Dataset entries:
BEGIN
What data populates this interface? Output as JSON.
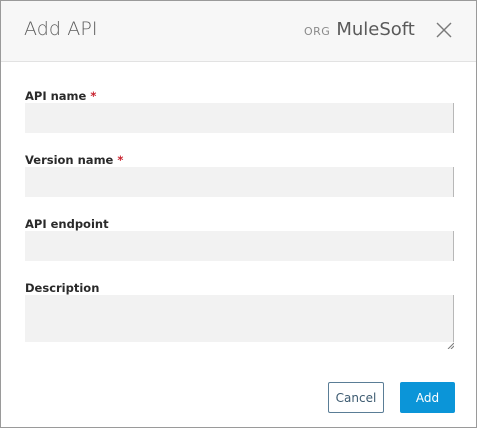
{
  "dialog": {
    "title": "Add API",
    "org_label": "ORG",
    "org_name": "MuleSoft",
    "close_icon": "close-icon"
  },
  "fields": {
    "api_name": {
      "label": "API name",
      "required_mark": "*",
      "value": ""
    },
    "version_name": {
      "label": "Version name",
      "required_mark": "*",
      "value": ""
    },
    "api_endpoint": {
      "label": "API endpoint",
      "value": ""
    },
    "description": {
      "label": "Description",
      "value": ""
    }
  },
  "buttons": {
    "cancel_label": "Cancel",
    "add_label": "Add"
  },
  "colors": {
    "primary": "#0b95d8",
    "required": "#c8212d",
    "field_bg": "#f2f2f2"
  }
}
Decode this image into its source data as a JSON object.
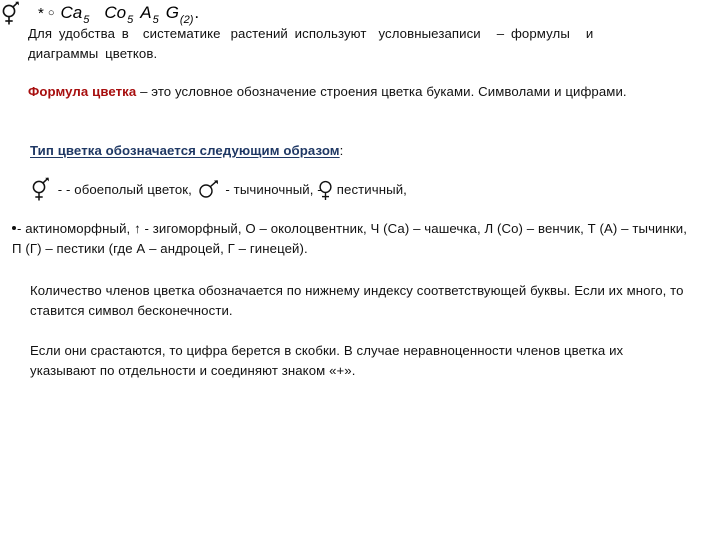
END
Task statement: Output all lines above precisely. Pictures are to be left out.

The completed task:
What data populates this interface? Output as JSON.
{
  "dialog": {
    "title": "Add API",
    "org_label": "ORG",
    "org_name": "MuleSoft",
    "close_icon": "close-icon"
  },
  "fields": {
    "api_name": {
      "label": "API name",
      "required_mark": "*",
      "value": ""
    },
    "version_name": {
      "label": "Version name",
      "required_mark": "*",
      "value": ""
    },
    "api_endpoint": {
      "label": "API endpoint",
      "value": ""
    },
    "description": {
      "label": "Description",
      "value": ""
    }
  },
  "buttons": {
    "cancel_label": "Cancel",
    "add_label": "Add"
  },
  "colors": {
    "primary": "#0b95d8",
    "required": "#c8212d",
    "field_bg": "#f2f2f2"
  }
}
Decode this image into its source data as a JSON object.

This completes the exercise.